From W3AXL Wiki
Jump to: navigation, search

Many commercial radios were not designed to operate in the amateur radio bands. However, many of these radios will tune to and perform well on almost all the frequencies allocated for amateur use (within their designated bands, obviously). Most radios will operate with nothing more than a software modification to allow for programming out of band frequencies, some radios include the amateur bands in their frequency range, and a select few radios will require hardware modifications to allow them to tune to the frequencies in the amateur spectrum.

Out of Band Radio Support

Motorola Radios

Jedi Series
HT1000 Fully working, shift-key method
JT1000 Unknown
MT2000 Fully working, hex-edit method
MTS2000 Fully working, hex-edit method
MCS2000 Fully working, hex-edit method
Astro Series
Astro Saber Fully working, hex-edit method
XTS3000 Fully working, hex-edit method
Astro Spectra Fully working, hex-edit method with hardware mod
APX Series
APX radios are firmware locked to in-band only
TRBO Series
Uses alternative hex-edit method

Methods

Shift-key Method

For early DOS-based software such as the Maxtrac and Visar RSS packages, entering out of band frequencies is as simple as holding down the shift key while entering your desired frequency. At first this will appear as though you are typing jibberish into the frequency field, but it will automatically change to the entered frequency when you exit the field. Note that you must fill out the entire field while holding the shift key, including adding extra zeros as necessary until you run out of space. Some RSS packages will give a warning about out of band performance, but for the most part you can ignore this.

A partial listing of known RSS packages that support the shift-key method is shown below.

  • HT1000/VISAR RSS
  • Radius/Maxtrac RSS

Hex-edit Method

For some DOS RSS packages, and for almost all newer Windows CPS packages, the band limits for radios are stored in hex within the executable file itself. Because of this, changing the band limits to allow for amateur frequencies can be slightly more difficult. The use of a hex editor such as HexWorkshop or HxD is required, but the process itself is fairly straightforward.

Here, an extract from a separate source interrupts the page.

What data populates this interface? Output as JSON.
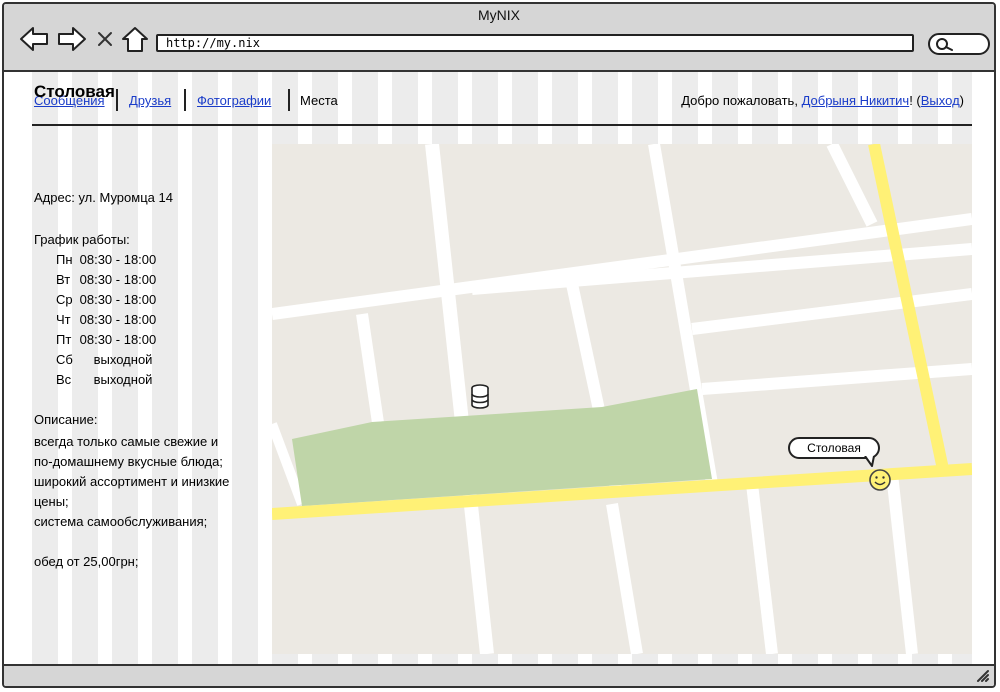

The Akardam website has a very in-depth and helpful article on changing the band limits for Motorola CPS packages, diving deep into the theory behind the mod. The short version of what you need to do is spelled out below.

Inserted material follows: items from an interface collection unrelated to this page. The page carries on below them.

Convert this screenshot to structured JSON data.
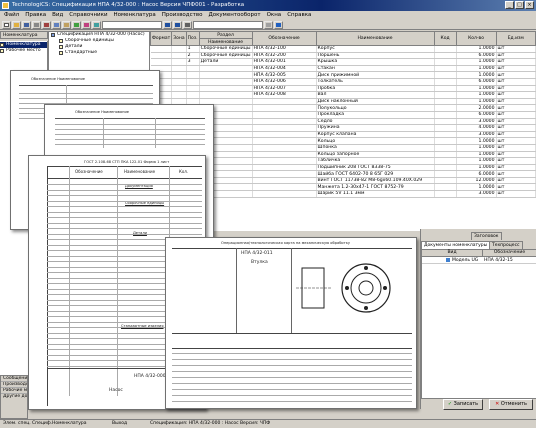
{
  "window": {
    "title": "TechnologiCS: Спецификация НПА 4/32-000 : Насос Версия ЧПФ001 - Разработка",
    "minimize_label": "_",
    "maximize_label": "□",
    "close_label": "×"
  },
  "menu": [
    "Файл",
    "Правка",
    "Вид",
    "Справочники",
    "Номенклатура",
    "Производство",
    "Документооборот",
    "Окна",
    "Справка"
  ],
  "left_tabs": {
    "tab_nomenclature": "Номенклатура",
    "items": [
      "Номенклатура",
      "Рабочее место"
    ]
  },
  "tree": {
    "root": "Спецификация НПА 4/32-000 (Насос)",
    "children": [
      "Сборочные единицы",
      "Детали",
      "Стандартные"
    ]
  },
  "main_table": {
    "headers": {
      "format": "Формат",
      "zone": "Зона",
      "pos": "Поз.",
      "section": "Раздел",
      "section_sub": "Наименование",
      "designation": "Обозначение",
      "name": "Наименование",
      "code": "Код",
      "qty": "Кол-во",
      "unit": "Ед.изм"
    },
    "rows": [
      {
        "pos": "1",
        "section": "Сборочные единицы",
        "designation": "НПА 4/32-100",
        "name": "Корпус",
        "qty": "1.0000",
        "unit": "шт"
      },
      {
        "pos": "2",
        "section": "Сборочные единицы",
        "designation": "НПА 4/32-200",
        "name": "Поршень",
        "qty": "6.0000",
        "unit": "шт"
      },
      {
        "pos": "3",
        "section": "Детали",
        "designation": "НПА 4/32-001",
        "name": "Крышка",
        "qty": "1.0000",
        "unit": "шт"
      },
      {
        "pos": "",
        "section": "",
        "designation": "НПА 4/32-004",
        "name": "Стакан",
        "qty": "1.0000",
        "unit": "шт"
      },
      {
        "pos": "",
        "section": "",
        "designation": "НПА 4/32-005",
        "name": "Диск прижимной",
        "qty": "1.0000",
        "unit": "шт"
      },
      {
        "pos": "",
        "section": "",
        "designation": "НПА 4/32-006",
        "name": "Толкатель",
        "qty": "6.0000",
        "unit": "шт"
      },
      {
        "pos": "",
        "section": "",
        "designation": "НПА 4/32-007",
        "name": "Пробка",
        "qty": "1.0000",
        "unit": "шт"
      },
      {
        "pos": "",
        "section": "",
        "designation": "НПА 4/32-008",
        "name": "Вал",
        "qty": "1.0000",
        "unit": "шт"
      },
      {
        "pos": "",
        "section": "",
        "designation": "",
        "name": "Диск наклонный",
        "qty": "1.0000",
        "unit": "шт"
      },
      {
        "pos": "",
        "section": "",
        "designation": "",
        "name": "Полукольцо",
        "qty": "2.0000",
        "unit": "шт"
      },
      {
        "pos": "",
        "section": "",
        "designation": "",
        "name": "Прокладка",
        "qty": "6.0000",
        "unit": "шт"
      },
      {
        "pos": "",
        "section": "",
        "designation": "",
        "name": "Седло",
        "qty": "3.0000",
        "unit": "шт"
      },
      {
        "pos": "",
        "section": "",
        "designation": "",
        "name": "Пружина",
        "qty": "4.0000",
        "unit": "шт"
      },
      {
        "pos": "",
        "section": "",
        "designation": "",
        "name": "Корпус клапана",
        "qty": "3.0000",
        "unit": "шт"
      },
      {
        "pos": "",
        "section": "",
        "designation": "",
        "name": "Кольцо",
        "qty": "1.0000",
        "unit": "шт"
      },
      {
        "pos": "",
        "section": "",
        "designation": "",
        "name": "Шпонка",
        "qty": "1.0000",
        "unit": "шт"
      },
      {
        "pos": "",
        "section": "",
        "designation": "",
        "name": "Кольцо запорное",
        "qty": "1.0000",
        "unit": "шт"
      },
      {
        "pos": "",
        "section": "",
        "designation": "",
        "name": "Табличка",
        "qty": "1.0000",
        "unit": "шт"
      },
      {
        "pos": "",
        "section": "",
        "designation": "",
        "name": "Подшипник 208 ГОСТ 8338-75",
        "qty": "1.0000",
        "unit": "шт"
      },
      {
        "pos": "",
        "section": "",
        "designation": "",
        "name": "Шайба ГОСТ 6402-70 8 65Г 029",
        "qty": "6.0000",
        "unit": "шт"
      },
      {
        "pos": "",
        "section": "",
        "designation": "",
        "name": "Винт ГОСТ 11738-82 М8-6gx60.109.40Х.029",
        "qty": "12.0000",
        "unit": "шт"
      },
      {
        "pos": "",
        "section": "",
        "designation": "",
        "name": "Манжета 1.2-30х47-1 ГОСТ 8752-79",
        "qty": "1.0000",
        "unit": "шт"
      },
      {
        "pos": "",
        "section": "",
        "designation": "",
        "name": "Шарик 5V 11.1 3мм",
        "qty": "3.0000",
        "unit": "шт"
      }
    ]
  },
  "papers": {
    "p1_title": "Обозначение   Наименование",
    "p2_title": "Обозначение   Наименование",
    "p3_header": "ГОСТ 2.108-68  СТП ПКА 122-01  Форма 1 лист",
    "p3_cols": [
      "Обозначение",
      "Наименование",
      "Кол."
    ],
    "p3_sections": [
      "Документация",
      "Сборочные единицы",
      "Детали",
      "Стандартные изделия"
    ],
    "p3_code": "НПА 4/32-000",
    "p3_title": "Насос",
    "p4_title": "Операционная/технологическая карта на механическую обработку",
    "p4_code": "НПА 4/32-011",
    "p4_part": "Втулка"
  },
  "bottom_right": {
    "tabs": [
      "Заголовок",
      "Документы номенклатуры",
      "Техпроцесс"
    ],
    "headers": [
      "Вид",
      "Обозначение"
    ],
    "row_kind": "Модель UG",
    "row_designation": "НПА 4/32-15",
    "save_label": "Записать",
    "cancel_label": "Отменить"
  },
  "left_bottom": {
    "items": [
      "Сообщения",
      "Производство",
      "Рабочие места",
      "Другие документы"
    ]
  },
  "status": {
    "tabs": [
      "Элем. спец.",
      "Специф.",
      "Номенклатура",
      "Выход"
    ],
    "text": "Спецификация: НПА 4/32-000 : Насос Версия: ЧПФ"
  }
}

For most CPS packages, the bandsplit numbers are stored as intel unsigned long hex strings. The band edges are stored in units of hertz, so for instance an upper band edge of 470MHz would be stored as 470000000 Hz, and in intel unsigned long format this would be 80A1031C. Let's say you wanted to increase the upper limit to 480 MHz, or 480000000 Hz. In hex, this is 00389C1C. To perform the switch, open up the executable and run a search and replace function to replace every occurance of 80A1031C with 00389C1C. That's it. Now your CPS package will accept frequencies up to 480 MHz on a 403-470 radio.

Common bandsplit edges and their intel unsigned long equivalents are listed below:

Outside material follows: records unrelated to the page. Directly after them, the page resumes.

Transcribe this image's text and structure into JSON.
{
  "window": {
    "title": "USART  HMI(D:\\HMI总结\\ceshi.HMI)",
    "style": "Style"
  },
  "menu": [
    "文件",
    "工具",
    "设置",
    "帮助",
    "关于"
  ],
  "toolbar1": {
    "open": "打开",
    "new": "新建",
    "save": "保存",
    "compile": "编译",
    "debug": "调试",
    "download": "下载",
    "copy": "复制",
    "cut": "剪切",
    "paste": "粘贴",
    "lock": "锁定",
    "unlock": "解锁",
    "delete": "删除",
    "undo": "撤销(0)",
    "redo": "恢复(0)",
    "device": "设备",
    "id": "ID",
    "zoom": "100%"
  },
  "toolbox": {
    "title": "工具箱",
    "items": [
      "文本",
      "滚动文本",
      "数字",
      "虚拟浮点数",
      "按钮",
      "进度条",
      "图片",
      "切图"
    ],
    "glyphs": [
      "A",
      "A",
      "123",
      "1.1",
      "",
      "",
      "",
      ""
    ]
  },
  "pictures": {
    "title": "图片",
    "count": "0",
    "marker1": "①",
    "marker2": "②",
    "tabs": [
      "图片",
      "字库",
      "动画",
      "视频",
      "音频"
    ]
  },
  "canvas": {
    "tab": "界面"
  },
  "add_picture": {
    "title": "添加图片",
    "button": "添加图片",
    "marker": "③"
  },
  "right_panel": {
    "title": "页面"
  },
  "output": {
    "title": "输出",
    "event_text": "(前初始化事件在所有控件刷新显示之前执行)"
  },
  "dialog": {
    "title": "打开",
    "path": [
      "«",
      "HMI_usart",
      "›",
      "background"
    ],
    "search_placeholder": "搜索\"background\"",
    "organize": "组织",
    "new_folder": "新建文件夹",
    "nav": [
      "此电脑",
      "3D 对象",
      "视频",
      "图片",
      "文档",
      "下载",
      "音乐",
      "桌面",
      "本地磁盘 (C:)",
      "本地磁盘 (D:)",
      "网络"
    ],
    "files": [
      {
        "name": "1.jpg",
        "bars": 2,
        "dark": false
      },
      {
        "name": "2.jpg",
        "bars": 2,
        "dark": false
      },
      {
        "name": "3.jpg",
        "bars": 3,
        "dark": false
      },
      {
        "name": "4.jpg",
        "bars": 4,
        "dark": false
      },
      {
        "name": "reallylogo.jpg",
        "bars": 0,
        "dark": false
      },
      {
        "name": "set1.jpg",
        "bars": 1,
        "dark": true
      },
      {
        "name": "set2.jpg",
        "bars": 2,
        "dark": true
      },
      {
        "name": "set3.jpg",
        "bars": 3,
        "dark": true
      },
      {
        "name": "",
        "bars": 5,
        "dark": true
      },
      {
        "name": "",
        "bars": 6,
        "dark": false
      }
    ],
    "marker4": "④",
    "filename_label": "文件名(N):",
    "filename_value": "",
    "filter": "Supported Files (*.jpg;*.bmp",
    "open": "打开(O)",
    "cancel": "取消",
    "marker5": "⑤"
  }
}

Frequency (Hz) Hex
144000000 00449508
146000000 80C8B308
440000000 00DE391A
450000000 8074D21A

For 900MHz out-of-band info, W9CR has a great resource here